block chromosome condensation, kill everything in sample eg removes infectious disease

4

what can the centromere be referred to as

p10 or q10

5

which type of fish is not used clinically in the UK

indirect label FISH

6

what does trisomy 18 lead to

edwards syndrom

7

wha does trisomy 13 lead to

pateu syndrome

8

what does a small deletion of 5p lead to

cri du chat

9

what does banding resolution depend on

1. cell cycle stage
2. tissue sample
3. experimental (slide aging, staining time, chromosome spread)

10

what are the steps to direct labelling FISH

1. take microscope slide with DNA
2. make target DNA single stranded by heating sample to 75-78 degrees
3. Anneal probe at 37-40 degrees
4. series of washes to remove unbound probes
5. DAPI used as a counter stain

11

what are the 3 main types of FISH probe

1. chromsome enumeration probes for common aneuploidies
2. microdeletion probes
3. whole chromosome pait

12

when would you use whole chromosome paint

when youre unsure of origin of a chromsome

13

At high concentrations what inhibits ribinucleotide reductase which converts CDP to dCDP meaning the concs of dCTP become rate limiting and the lymphocytes remain in S phase

dTTP

14

how can we cause S phase synchronisation

high levels of dTTP

15

how is the thymidine block released

washing (centrifugation)
- addition of dCTP

16

which is the preferred way of releasing the thymidine block

addition of CTP to bypass the need for ribonucleotide reductase (what excess dTTP is limiting)

17

why is addition of CTP the preferred method of overcoming the thymidine block

health and safety risk to centrifugation - can fracture a tube and a sample may be contaminated with infectious disease

18

what is another way of synchronising cells in S phase

addition of Fdu

19

how does addition of Fdu cause cells to be synchronised in S phase

excess Fdu blocks the synthesis of dTMP which is a precursor of dTTP so reduces its availability for DNA synthesis

20

how can the Fdu block be released

addition of excess dTTP but addition of too much can block the cycle again by inhibiting ribonucleotide reductase

21

what is colcemid

microtubule inhibitor that arrests cells in metaphase

22

how does colcemid inhibit microtubules

binds to soluble tubulin, colcemid-tubulin complex may still polarise but with significantly reduced efficiency
microtubule stability is reduced, preventing spindle formation

23

what are the 4 main sections of quality

accuracy, precision, specificity and sensitivity

24

what do we mean by accuracy

a test is accurate when the true abnormality is identified

25

what do we mean by precision

a test is precise when repeated analyses yield the same result over and over again

26

when is a test specific

when false positive rate is low

27

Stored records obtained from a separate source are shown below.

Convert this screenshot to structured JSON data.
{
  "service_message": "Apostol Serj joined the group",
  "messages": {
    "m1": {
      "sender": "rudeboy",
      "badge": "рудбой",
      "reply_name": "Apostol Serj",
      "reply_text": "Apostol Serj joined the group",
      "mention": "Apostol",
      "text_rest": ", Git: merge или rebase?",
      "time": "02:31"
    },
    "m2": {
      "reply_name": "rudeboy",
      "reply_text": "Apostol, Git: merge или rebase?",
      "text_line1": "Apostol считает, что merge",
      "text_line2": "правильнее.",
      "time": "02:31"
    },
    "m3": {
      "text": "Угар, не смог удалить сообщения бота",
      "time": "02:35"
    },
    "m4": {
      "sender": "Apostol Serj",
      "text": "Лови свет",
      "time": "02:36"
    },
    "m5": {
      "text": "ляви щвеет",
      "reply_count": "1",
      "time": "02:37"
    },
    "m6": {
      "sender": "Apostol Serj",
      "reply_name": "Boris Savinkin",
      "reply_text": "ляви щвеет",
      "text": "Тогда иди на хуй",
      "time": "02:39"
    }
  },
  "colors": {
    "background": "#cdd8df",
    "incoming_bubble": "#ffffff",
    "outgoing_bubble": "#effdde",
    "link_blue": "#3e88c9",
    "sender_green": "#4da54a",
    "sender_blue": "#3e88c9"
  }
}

when is a test sensitive

when false negative rate is low

28

what QA is used in fertility services

QA4

29

what is much more susceptible to structural arrangements

spermatogenesis - oogenesis is much more robust

30

rDNA encoded on p arm of acrocentric chromosomes 13,14,15,21,22. Repetitive DNA can be lost or gained with no abnormal clinical phenotype T/F

T